- The problem:
Using the records below, find how many lines hold the word "JSON" and reply with only that number.

(Beginning of Given information)

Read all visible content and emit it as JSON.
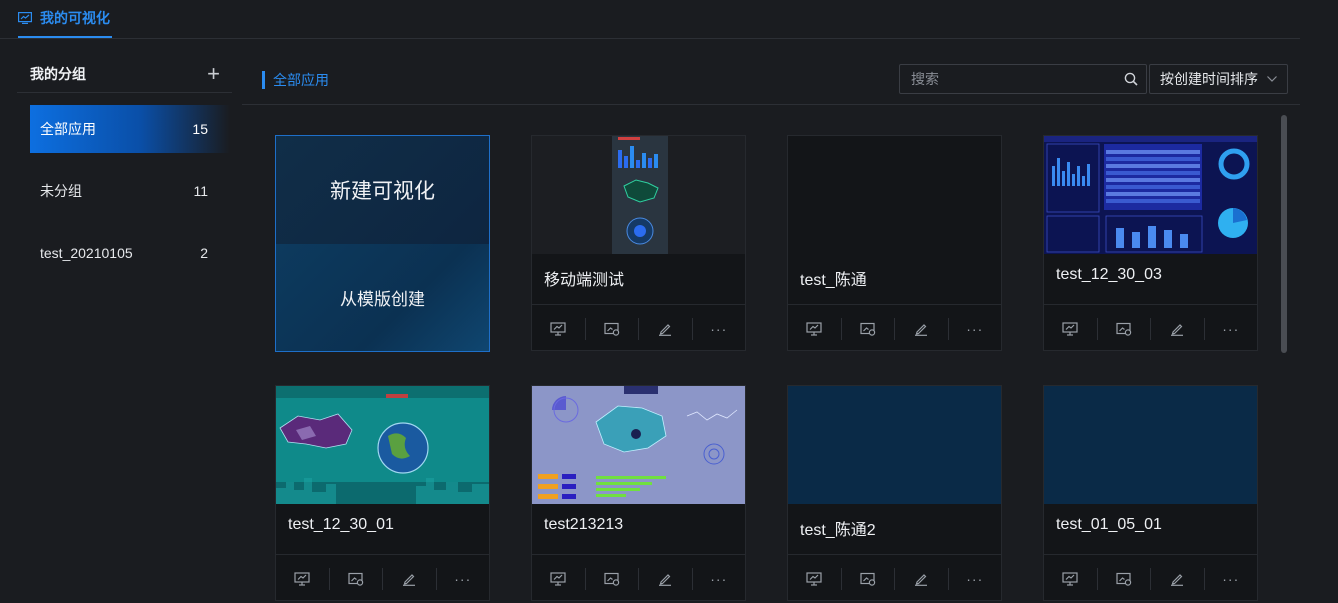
{
  "top_tab": {
    "label": "我的可视化"
  },
  "sidebar": {
    "title": "我的分组",
    "add_icon": "plus-icon",
    "items": [
      {
        "label": "全部应用",
        "count": "15"
      },
      {
        "label": "未分组",
        "count": "11"
      },
      {
        "label": "test_20210105",
        "count": "2"
      }
    ]
  },
  "main": {
    "crumb": "全部应用",
    "search_placeholder": "搜索",
    "sort_label": "按创建时间排序",
    "new_card": {
      "create": "新建可视化",
      "from_template": "从模版创建"
    },
    "cards": [
      {
        "name": "移动端测试",
        "thumb": "mobile"
      },
      {
        "name": "test_陈通",
        "thumb": "empty"
      },
      {
        "name": "test_12_30_03",
        "thumb": "dashboard"
      },
      {
        "name": "test_12_30_01",
        "thumb": "globe"
      },
      {
        "name": "test213213",
        "thumb": "map-light"
      },
      {
        "name": "test_陈通2",
        "thumb": "blue"
      },
      {
        "name": "test_01_05_01",
        "thumb": "blue"
      }
    ],
    "action_icons": [
      "preview-icon",
      "publish-icon",
      "edit-icon",
      "more-icon"
    ]
  },
  "colors": {
    "accent": "#2b8cf0",
    "background": "#1a1c20",
    "card": "#131518"
  }
}
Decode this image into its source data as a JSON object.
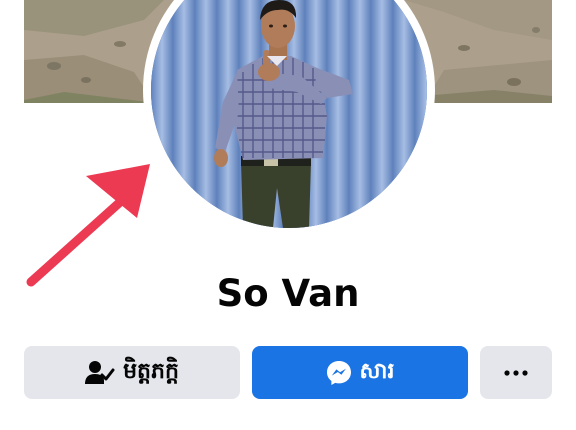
{
  "profile": {
    "name": "So Van"
  },
  "actions": {
    "friends_label": "មិត្តភក្តិ",
    "message_label": "សារ",
    "more_label": "…"
  },
  "icons": {
    "friends": "person-check-icon",
    "message": "messenger-icon",
    "more": "more-dots-icon",
    "annotation": "red-arrow-icon"
  },
  "colors": {
    "message_button": "#1b74e4",
    "secondary_button": "#e4e6eb",
    "annotation_arrow": "#ec3a53",
    "text": "#050505"
  }
}
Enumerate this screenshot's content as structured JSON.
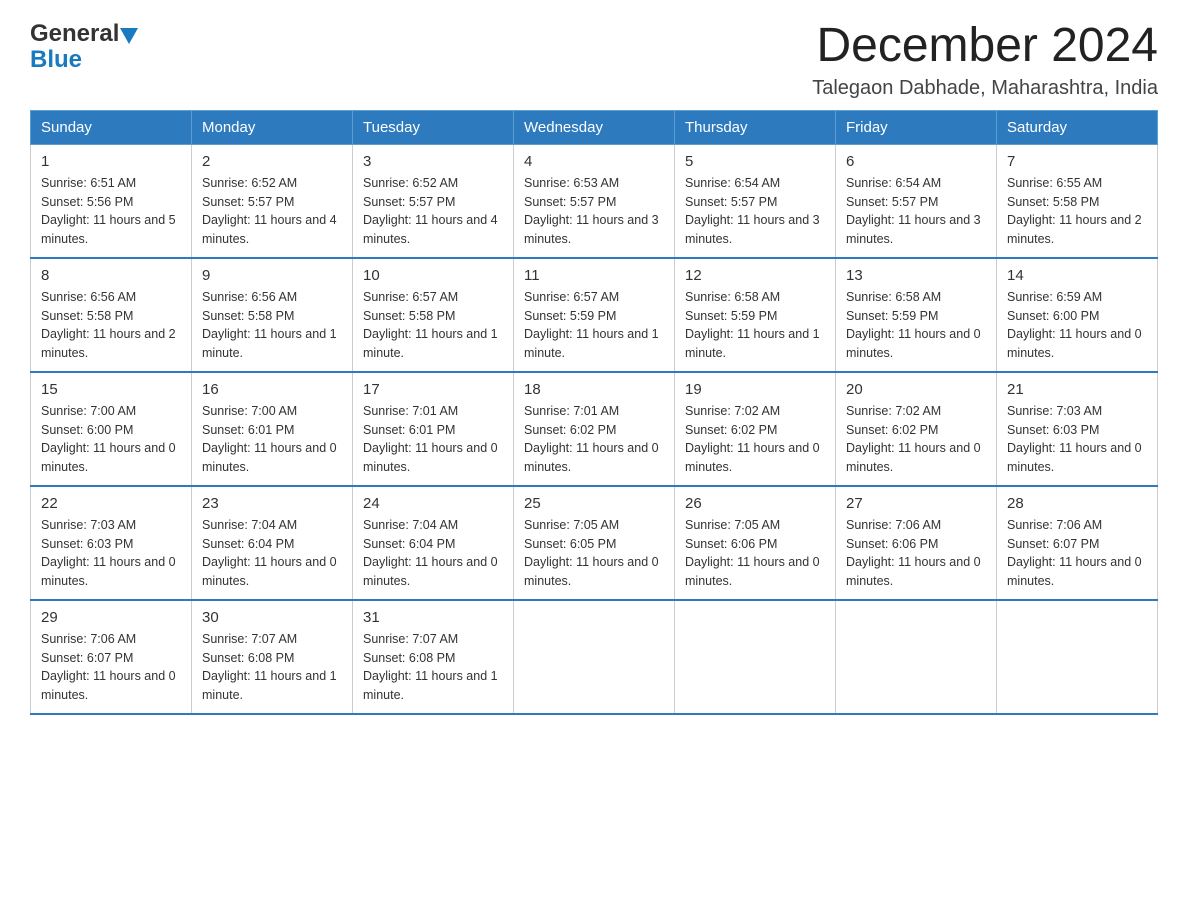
{
  "header": {
    "logo_general": "General",
    "logo_blue": "Blue",
    "main_title": "December 2024",
    "subtitle": "Talegaon Dabhade, Maharashtra, India"
  },
  "days_of_week": [
    "Sunday",
    "Monday",
    "Tuesday",
    "Wednesday",
    "Thursday",
    "Friday",
    "Saturday"
  ],
  "weeks": [
    [
      {
        "day": "1",
        "sunrise": "6:51 AM",
        "sunset": "5:56 PM",
        "daylight": "11 hours and 5 minutes."
      },
      {
        "day": "2",
        "sunrise": "6:52 AM",
        "sunset": "5:57 PM",
        "daylight": "11 hours and 4 minutes."
      },
      {
        "day": "3",
        "sunrise": "6:52 AM",
        "sunset": "5:57 PM",
        "daylight": "11 hours and 4 minutes."
      },
      {
        "day": "4",
        "sunrise": "6:53 AM",
        "sunset": "5:57 PM",
        "daylight": "11 hours and 3 minutes."
      },
      {
        "day": "5",
        "sunrise": "6:54 AM",
        "sunset": "5:57 PM",
        "daylight": "11 hours and 3 minutes."
      },
      {
        "day": "6",
        "sunrise": "6:54 AM",
        "sunset": "5:57 PM",
        "daylight": "11 hours and 3 minutes."
      },
      {
        "day": "7",
        "sunrise": "6:55 AM",
        "sunset": "5:58 PM",
        "daylight": "11 hours and 2 minutes."
      }
    ],
    [
      {
        "day": "8",
        "sunrise": "6:56 AM",
        "sunset": "5:58 PM",
        "daylight": "11 hours and 2 minutes."
      },
      {
        "day": "9",
        "sunrise": "6:56 AM",
        "sunset": "5:58 PM",
        "daylight": "11 hours and 1 minute."
      },
      {
        "day": "10",
        "sunrise": "6:57 AM",
        "sunset": "5:58 PM",
        "daylight": "11 hours and 1 minute."
      },
      {
        "day": "11",
        "sunrise": "6:57 AM",
        "sunset": "5:59 PM",
        "daylight": "11 hours and 1 minute."
      },
      {
        "day": "12",
        "sunrise": "6:58 AM",
        "sunset": "5:59 PM",
        "daylight": "11 hours and 1 minute."
      },
      {
        "day": "13",
        "sunrise": "6:58 AM",
        "sunset": "5:59 PM",
        "daylight": "11 hours and 0 minutes."
      },
      {
        "day": "14",
        "sunrise": "6:59 AM",
        "sunset": "6:00 PM",
        "daylight": "11 hours and 0 minutes."
      }
    ],
    [
      {
        "day": "15",
        "sunrise": "7:00 AM",
        "sunset": "6:00 PM",
        "daylight": "11 hours and 0 minutes."
      },
      {
        "day": "16",
        "sunrise": "7:00 AM",
        "sunset": "6:01 PM",
        "daylight": "11 hours and 0 minutes."
      },
      {
        "day": "17",
        "sunrise": "7:01 AM",
        "sunset": "6:01 PM",
        "daylight": "11 hours and 0 minutes."
      },
      {
        "day": "18",
        "sunrise": "7:01 AM",
        "sunset": "6:02 PM",
        "daylight": "11 hours and 0 minutes."
      },
      {
        "day": "19",
        "sunrise": "7:02 AM",
        "sunset": "6:02 PM",
        "daylight": "11 hours and 0 minutes."
      },
      {
        "day": "20",
        "sunrise": "7:02 AM",
        "sunset": "6:02 PM",
        "daylight": "11 hours and 0 minutes."
      },
      {
        "day": "21",
        "sunrise": "7:03 AM",
        "sunset": "6:03 PM",
        "daylight": "11 hours and 0 minutes."
      }
    ],
    [
      {
        "day": "22",
        "sunrise": "7:03 AM",
        "sunset": "6:03 PM",
        "daylight": "11 hours and 0 minutes."
      },
      {
        "day": "23",
        "sunrise": "7:04 AM",
        "sunset": "6:04 PM",
        "daylight": "11 hours and 0 minutes."
      },
      {
        "day": "24",
        "sunrise": "7:04 AM",
        "sunset": "6:04 PM",
        "daylight": "11 hours and 0 minutes."
      },
      {
        "day": "25",
        "sunrise": "7:05 AM",
        "sunset": "6:05 PM",
        "daylight": "11 hours and 0 minutes."
      },
      {
        "day": "26",
        "sunrise": "7:05 AM",
        "sunset": "6:06 PM",
        "daylight": "11 hours and 0 minutes."
      },
      {
        "day": "27",
        "sunrise": "7:06 AM",
        "sunset": "6:06 PM",
        "daylight": "11 hours and 0 minutes."
      },
      {
        "day": "28",
        "sunrise": "7:06 AM",
        "sunset": "6:07 PM",
        "daylight": "11 hours and 0 minutes."
      }
    ],
    [
      {
        "day": "29",
        "sunrise": "7:06 AM",
        "sunset": "6:07 PM",
        "daylight": "11 hours and 0 minutes."
      },
      {
        "day": "30",
        "sunrise": "7:07 AM",
        "sunset": "6:08 PM",
        "daylight": "11 hours and 1 minute."
      },
      {
        "day": "31",
        "sunrise": "7:07 AM",
        "sunset": "6:08 PM",
        "daylight": "11 hours and 1 minute."
      },
      null,
      null,
      null,
      null
    ]
  ]
}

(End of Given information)

- Reply to the task:
3